A sophisticated scam using new technology to con Australians out of millions of dollars is now targeting some ING bank customers.
Technology allowing scammers to impersonate the phone numbers of financial institutions in phone calls and text messages has already hit the big four banks, prompting urgent warnings.
Most of these scams work by appearing to genuinely be texts or calls from customers’ banks with an urgent message about a suspicious transaction or urgent threat.
Looking for a new job or job candidate? Post jobs and search for local talent on 7NEWS Jobs >>
The bank impersonation scams have stolen more than $20 million from Australian customers, targeting more than 14,000 of them — some of whom lost their entire life savings.
One ING customer shared on Facebook how she was recently targeted in the scam with a text and then a follow-up call from a number appearing as “MyING” in her phone”.
The text read: “We have detected unusual activity on your current acc. An online adviser will be contacting you shortly.”
The victim said in her post that a person called her from the number: “He rattled off a heap of my personal information and knew quite a bit”.
“Luckily, it’s an old transaction account which I keep absolutely nothing on. He ‘cancelled my card’ and ‘cancelled my access’ after confirming my info was up-to-date.”
Another text came through: “The agent you’re connected to has cancelled your current card and issued a replacement. This will be with you in 3-5 business days.”
But the victim realised “something about it didn’t sit right”. She called the ING scam line, which confirmed: “It was a sophisticated scam.”
“They are escalating it and taking it seriously,” she wrote on Facebook.
ING informed her that the incident highlights exactly why the bank does not call customers directly.
“They explained that if there is a suspicious transaction, they will send a message asking the customer to call,” she wrote.
‘They can be so convincing’
The Australian Consumer and Consumer Commission (ACCC) deputy chair Catriona Lowe warns that knowing this alone is not enough to evade bank impersonation scams completely.
“If you receive an SMS with a telephone number to call, do not use it,” the Lowe said.
“Instead, call your bank direct on a number you have sourced yourself.
“Likewise, hang up if you receive a call from someone claiming to be from your bank requesting you to transfer money to ‘keep it safe’.
“Ask for a reference number and call your bank back using contact details you have found independently.
“We are incredibly concerned about bank impersonation scams because they can be so convincing, they are very hard to detect.”
The new technology behind bank scams
The sophisticated ploys are examples of scammers using “spoofing” technology — software used to copy the phone number or sender ID of a business — to impersonate the banks.
“Both outgoing and incoming phone numbers can be spoofed,” the ACCC said.
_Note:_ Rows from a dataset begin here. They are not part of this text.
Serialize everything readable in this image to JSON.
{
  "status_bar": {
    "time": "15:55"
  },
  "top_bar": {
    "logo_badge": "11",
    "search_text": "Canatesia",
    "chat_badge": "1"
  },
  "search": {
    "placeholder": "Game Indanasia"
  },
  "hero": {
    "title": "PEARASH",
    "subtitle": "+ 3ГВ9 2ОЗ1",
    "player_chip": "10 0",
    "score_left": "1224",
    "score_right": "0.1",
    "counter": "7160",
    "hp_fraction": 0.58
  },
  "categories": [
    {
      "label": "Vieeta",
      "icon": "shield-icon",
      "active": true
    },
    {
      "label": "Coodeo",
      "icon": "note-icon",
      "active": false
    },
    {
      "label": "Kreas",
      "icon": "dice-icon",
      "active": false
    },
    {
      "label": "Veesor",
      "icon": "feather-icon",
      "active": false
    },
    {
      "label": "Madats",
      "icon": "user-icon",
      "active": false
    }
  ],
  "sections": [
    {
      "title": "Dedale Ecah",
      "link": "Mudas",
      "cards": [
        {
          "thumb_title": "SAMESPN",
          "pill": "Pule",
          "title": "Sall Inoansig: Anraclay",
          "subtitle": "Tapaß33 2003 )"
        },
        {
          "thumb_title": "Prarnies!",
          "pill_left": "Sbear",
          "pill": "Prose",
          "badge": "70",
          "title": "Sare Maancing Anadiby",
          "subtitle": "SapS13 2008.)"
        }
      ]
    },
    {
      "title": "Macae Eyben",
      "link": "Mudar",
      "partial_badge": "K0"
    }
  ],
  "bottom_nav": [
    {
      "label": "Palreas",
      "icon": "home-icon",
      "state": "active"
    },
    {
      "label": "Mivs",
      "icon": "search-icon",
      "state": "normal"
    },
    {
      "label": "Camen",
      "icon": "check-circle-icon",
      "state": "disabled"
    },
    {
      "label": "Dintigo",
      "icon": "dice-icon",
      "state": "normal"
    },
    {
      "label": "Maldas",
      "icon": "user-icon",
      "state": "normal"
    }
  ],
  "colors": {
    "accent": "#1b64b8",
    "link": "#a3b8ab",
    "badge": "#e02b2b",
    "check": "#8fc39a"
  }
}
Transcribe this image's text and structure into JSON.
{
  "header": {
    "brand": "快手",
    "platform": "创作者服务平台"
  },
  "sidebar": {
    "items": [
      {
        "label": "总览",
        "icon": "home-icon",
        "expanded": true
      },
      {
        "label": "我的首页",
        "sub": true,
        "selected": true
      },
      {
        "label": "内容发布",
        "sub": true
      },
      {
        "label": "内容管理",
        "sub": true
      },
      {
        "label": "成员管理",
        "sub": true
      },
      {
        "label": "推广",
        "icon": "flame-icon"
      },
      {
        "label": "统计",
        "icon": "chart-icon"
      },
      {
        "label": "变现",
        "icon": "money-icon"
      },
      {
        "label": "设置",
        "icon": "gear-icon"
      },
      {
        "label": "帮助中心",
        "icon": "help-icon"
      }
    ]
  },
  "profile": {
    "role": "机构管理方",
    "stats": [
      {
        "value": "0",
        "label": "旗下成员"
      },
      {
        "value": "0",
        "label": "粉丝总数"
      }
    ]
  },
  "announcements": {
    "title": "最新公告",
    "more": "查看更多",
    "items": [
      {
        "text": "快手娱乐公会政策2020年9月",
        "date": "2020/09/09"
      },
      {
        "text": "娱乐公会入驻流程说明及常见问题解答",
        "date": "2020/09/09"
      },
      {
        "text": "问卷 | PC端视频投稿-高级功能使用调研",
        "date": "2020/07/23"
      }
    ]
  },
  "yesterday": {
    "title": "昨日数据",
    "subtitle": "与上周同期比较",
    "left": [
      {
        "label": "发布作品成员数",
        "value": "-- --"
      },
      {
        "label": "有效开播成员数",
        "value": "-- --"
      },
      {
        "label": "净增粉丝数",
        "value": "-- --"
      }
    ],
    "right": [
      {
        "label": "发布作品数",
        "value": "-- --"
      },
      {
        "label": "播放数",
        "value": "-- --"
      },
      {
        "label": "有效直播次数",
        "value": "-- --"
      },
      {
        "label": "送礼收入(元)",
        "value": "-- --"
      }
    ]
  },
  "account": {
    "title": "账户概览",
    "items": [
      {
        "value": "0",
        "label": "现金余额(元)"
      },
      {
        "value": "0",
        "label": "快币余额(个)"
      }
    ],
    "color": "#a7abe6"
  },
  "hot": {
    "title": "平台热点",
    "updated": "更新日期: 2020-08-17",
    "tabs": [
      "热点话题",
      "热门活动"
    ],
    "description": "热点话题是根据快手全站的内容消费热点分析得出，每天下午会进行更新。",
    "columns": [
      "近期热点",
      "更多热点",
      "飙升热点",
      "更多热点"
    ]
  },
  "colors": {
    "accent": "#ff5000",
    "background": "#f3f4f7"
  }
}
“Scamwatch has seen examples where scammers send an SMS with the sender ID spoofed and tell the person to expect a phone call from their bank’s customer service.
“The scammer will then call the person on the spoofed bank telephone number.”
The average loss to bank scams is around $22,000, according to the ACCC.
However, some of the losses to bank scams have been astronomical.
“We know of a man who lost over $500,000 after receiving a call from someone claiming to be from a major bank’s security department, wanting to know if a payment had been authorised,” Lowe said.
“In another case, a man lost $38,000 after receiving a scam text message about a suspicious transaction. The scam text appeared in the same conversation thread as legitimate messages from his bank.
“He called the number in the text and was put through to a member of the banks’ fraud team. Unfortunately, it was an elaborate scam and he lost everything.”
If you’d like to view this content, please adjust your .